§ Extracted material
[Start of section]

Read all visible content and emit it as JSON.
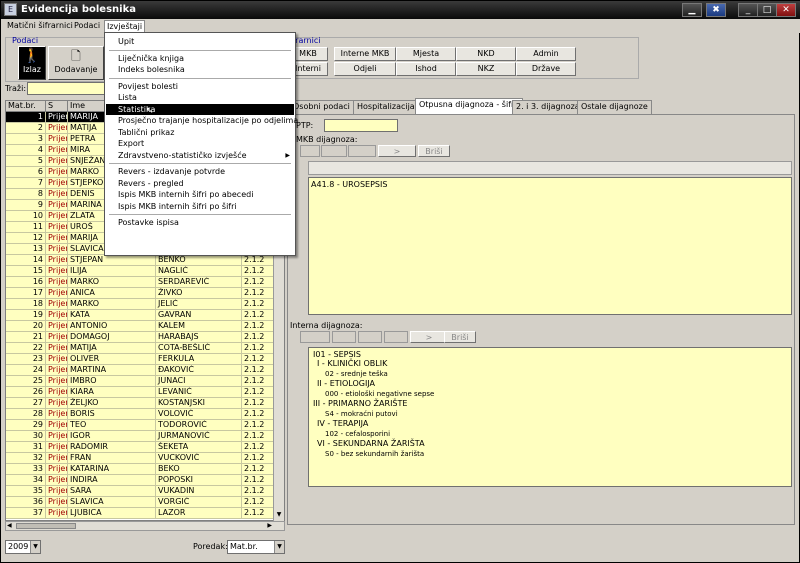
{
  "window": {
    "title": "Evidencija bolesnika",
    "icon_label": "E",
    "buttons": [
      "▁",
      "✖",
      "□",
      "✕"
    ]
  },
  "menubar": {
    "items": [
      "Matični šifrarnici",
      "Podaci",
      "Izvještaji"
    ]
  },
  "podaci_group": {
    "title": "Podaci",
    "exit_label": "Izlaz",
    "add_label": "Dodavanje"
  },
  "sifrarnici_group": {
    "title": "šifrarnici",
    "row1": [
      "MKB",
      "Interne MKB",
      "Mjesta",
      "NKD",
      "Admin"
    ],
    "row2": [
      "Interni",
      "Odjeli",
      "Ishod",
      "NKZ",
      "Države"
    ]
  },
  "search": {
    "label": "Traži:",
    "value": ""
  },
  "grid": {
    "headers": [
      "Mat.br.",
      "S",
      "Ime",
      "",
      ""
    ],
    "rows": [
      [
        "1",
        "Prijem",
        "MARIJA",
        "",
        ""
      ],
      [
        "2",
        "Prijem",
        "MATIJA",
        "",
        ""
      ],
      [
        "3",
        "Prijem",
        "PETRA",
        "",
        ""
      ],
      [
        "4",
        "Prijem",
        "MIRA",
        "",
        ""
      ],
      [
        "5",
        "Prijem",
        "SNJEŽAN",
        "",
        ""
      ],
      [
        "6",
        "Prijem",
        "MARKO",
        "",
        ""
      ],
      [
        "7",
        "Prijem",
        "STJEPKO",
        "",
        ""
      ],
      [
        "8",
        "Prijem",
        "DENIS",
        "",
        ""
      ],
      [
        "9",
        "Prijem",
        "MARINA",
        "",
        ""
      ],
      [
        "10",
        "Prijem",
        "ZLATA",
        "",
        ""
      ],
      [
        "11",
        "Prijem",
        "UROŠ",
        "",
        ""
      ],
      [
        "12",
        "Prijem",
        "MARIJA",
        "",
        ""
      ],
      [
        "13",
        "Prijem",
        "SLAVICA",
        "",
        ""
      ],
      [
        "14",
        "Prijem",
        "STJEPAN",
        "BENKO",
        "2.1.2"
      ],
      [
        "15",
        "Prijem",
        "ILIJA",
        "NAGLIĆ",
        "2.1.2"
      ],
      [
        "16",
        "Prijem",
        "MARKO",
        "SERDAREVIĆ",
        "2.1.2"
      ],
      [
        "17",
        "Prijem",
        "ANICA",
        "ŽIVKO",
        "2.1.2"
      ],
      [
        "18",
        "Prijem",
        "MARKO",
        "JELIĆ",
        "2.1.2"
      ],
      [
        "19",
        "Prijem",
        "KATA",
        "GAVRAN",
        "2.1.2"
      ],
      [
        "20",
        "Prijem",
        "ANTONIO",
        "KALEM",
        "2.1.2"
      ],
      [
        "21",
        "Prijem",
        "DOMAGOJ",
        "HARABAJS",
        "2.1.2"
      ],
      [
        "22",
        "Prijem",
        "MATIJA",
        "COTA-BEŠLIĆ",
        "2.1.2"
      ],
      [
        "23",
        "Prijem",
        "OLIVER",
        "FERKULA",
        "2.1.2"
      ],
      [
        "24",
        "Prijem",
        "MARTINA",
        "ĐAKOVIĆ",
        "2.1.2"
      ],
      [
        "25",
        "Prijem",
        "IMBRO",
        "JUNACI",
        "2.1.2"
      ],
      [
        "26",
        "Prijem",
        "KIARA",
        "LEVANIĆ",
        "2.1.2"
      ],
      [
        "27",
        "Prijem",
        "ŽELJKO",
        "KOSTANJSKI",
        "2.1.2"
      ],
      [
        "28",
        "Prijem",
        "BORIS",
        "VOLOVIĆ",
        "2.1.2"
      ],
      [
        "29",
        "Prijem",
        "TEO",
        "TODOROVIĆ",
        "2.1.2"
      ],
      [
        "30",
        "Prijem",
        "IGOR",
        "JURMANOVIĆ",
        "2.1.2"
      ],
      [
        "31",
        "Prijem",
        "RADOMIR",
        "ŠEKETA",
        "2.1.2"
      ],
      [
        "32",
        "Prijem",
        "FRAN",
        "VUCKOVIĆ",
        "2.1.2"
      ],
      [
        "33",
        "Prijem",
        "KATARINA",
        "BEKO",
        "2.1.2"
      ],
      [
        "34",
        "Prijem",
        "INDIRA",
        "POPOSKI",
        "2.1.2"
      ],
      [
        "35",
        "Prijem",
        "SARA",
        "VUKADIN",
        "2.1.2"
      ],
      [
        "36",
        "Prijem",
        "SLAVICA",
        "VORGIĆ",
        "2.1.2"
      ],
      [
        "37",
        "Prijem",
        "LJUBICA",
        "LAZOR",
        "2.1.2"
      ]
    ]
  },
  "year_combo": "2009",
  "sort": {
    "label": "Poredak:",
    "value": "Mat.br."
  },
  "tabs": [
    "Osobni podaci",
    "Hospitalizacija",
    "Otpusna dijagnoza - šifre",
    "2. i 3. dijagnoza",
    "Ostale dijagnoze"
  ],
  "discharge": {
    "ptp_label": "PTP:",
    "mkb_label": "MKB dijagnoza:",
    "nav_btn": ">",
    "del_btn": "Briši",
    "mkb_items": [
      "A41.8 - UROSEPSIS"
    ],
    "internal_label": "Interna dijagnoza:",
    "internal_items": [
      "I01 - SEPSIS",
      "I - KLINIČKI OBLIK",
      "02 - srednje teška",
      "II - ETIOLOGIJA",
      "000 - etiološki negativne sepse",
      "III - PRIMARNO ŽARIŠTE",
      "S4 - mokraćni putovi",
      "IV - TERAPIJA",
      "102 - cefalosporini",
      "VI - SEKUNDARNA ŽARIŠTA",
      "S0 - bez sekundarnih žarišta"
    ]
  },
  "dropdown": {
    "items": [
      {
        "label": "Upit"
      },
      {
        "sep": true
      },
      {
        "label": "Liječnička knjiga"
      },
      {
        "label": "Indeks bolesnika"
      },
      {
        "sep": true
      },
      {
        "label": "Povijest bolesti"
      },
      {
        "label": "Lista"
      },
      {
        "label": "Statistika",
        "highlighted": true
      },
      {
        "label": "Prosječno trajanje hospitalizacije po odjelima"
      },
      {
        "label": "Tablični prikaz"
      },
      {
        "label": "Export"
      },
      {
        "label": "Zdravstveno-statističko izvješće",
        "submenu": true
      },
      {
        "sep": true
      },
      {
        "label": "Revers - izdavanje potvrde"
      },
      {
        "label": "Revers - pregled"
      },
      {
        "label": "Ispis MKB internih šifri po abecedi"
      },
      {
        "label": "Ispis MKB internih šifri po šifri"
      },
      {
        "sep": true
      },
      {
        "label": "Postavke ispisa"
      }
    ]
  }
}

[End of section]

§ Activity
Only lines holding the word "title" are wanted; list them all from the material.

§ Response for this exercise
    "title": "Evidencija bolesnika",
    "title": "Podaci",
    "title": "šifrarnici",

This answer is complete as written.